                          There's a "Ryman auditorium" in sin city (Nashville) where the Grand Ole Opry either is or was.

                          I understand about the keyboards - I haven't played it yet - but they are heavier and more linear-feeling than the plastic wonders I have. They are also individually adjustable for height and tension, and they have guide pins to make them go down straight. Wow.

                          Nope, I didn't get the gyro or the bass speaker with it. It appears to have three output cables going into the box on the bottom. I hope to find one cheap with the speakers and then I'll have a parts horse as well. (Or I can pick which organ will require less work to get going.)
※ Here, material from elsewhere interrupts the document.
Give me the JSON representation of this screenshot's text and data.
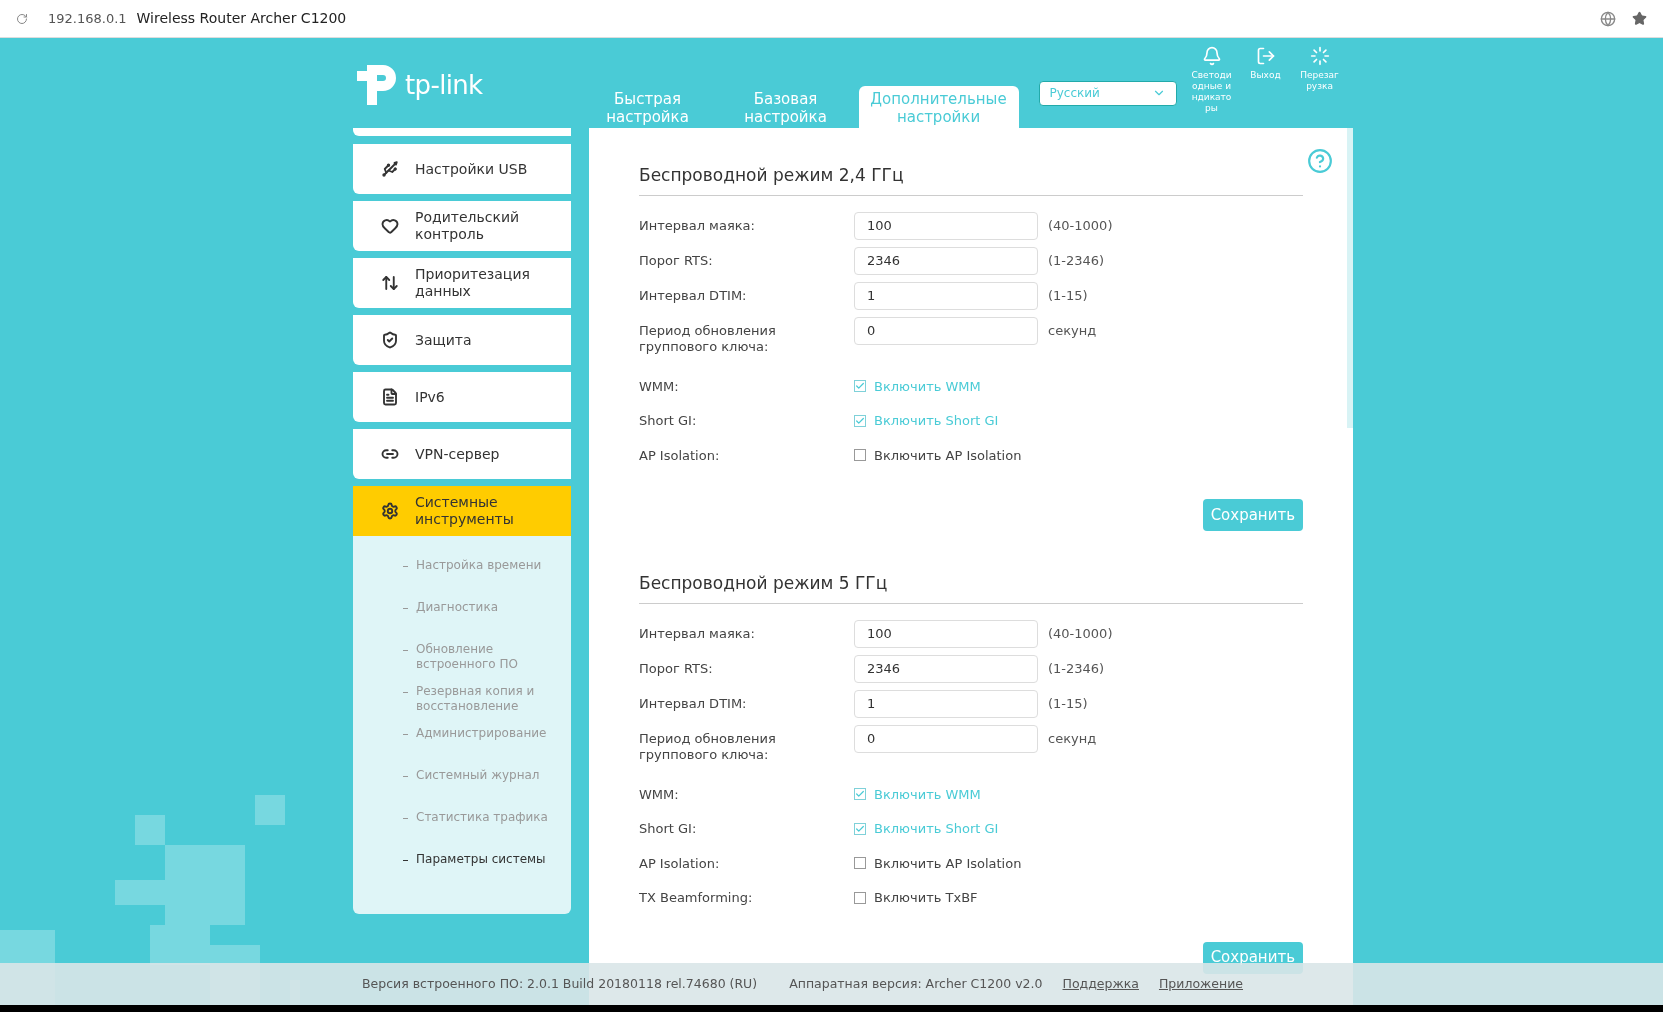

                          This organ case is well worn, but intact. The previous owner had a troop of (very polite) kids, and the organ got some routine wear and tear. Lovely it's not.
                          -- I'm Lamar -- 1967 Allen TC-4 Project (forum thread)
                          -- 1899 Kimball Parlor Organ (forum thread)
                          -- 1999 Rodgers W5000C and Hauptwerk - spare W5000C for spares
                          -- Conn 643 Theater - Hammond M3 and E-112 - Roland RD300nx stage piano
                          -- Public domain hymn search: https://songselect.ccli.com/search/r...t=publicdomain

                          Comment


                            #14
                            Today I got a started on separating out the wire tangle and tracing the big wires on the bottom. I found that there are three substantial multi-conductor cables that aren't connected to anything. They have ring terminals on one end and bare wires on the other. I think these went to the projector cabinets. Three others end in 1/4-inch plugs and appear to be audio outputs. They may have gone to rack amps, since this was a originally a big installation. Those three originate in a covered box on the floor of the organ.

                            I also spent an hour or so untangling the snipped black, brown, yellow, and white wires in the bundle. According to the block diagram, the swell, great, and pedal keys all go to the slide couplers before going to the generators. These wires all appear to have been unsoldered from the manual terminal studs.

                            My next step seems to be to unsolder the ribbon cables from the terminal studs and figure out where all these wires are supposed to go. I'll start that this afternoon if I get some free time.
                            -- I'm Lamar -- 1967 Allen TC-4 Project (forum thread)
                            -- 1899 Kimball Parlor Organ (forum thread)
                            -- 1999 Rodgers W5000C and Hauptwerk - spare W5000C for spares
                            -- Conn 643 Theater - Hammond M3 and E-112 - Roland RD300nx stage piano
                            -- Public domain hymn search: https://songselect.ccli.com/search/r...t=publicdomain

                            Comment


                              #15
                              This may be trouble. I take it that all three wires should go to each post?

                              Click image for larger version

Name:	Closeup_Terminal_Strip.JPG
Views:	1
Size:	446.2 KB
ID:	605969
                              -- I'm Lamar -- 1967 Allen TC-4 Project (forum thread)
                              -- 1899 Kimball Parlor Organ (forum thread)
                              -- 1999 Rodgers W5000C and Hauptwerk - spare W5000C for spares
                              -- Conn 643 Theater - Hammond M3 and E-112 - Roland RD300nx stage piano
                              -- Public domain hymn search: https://songselect.ccli.com/search/r...t=publicdomain

                              Comment

                              Working...
                              X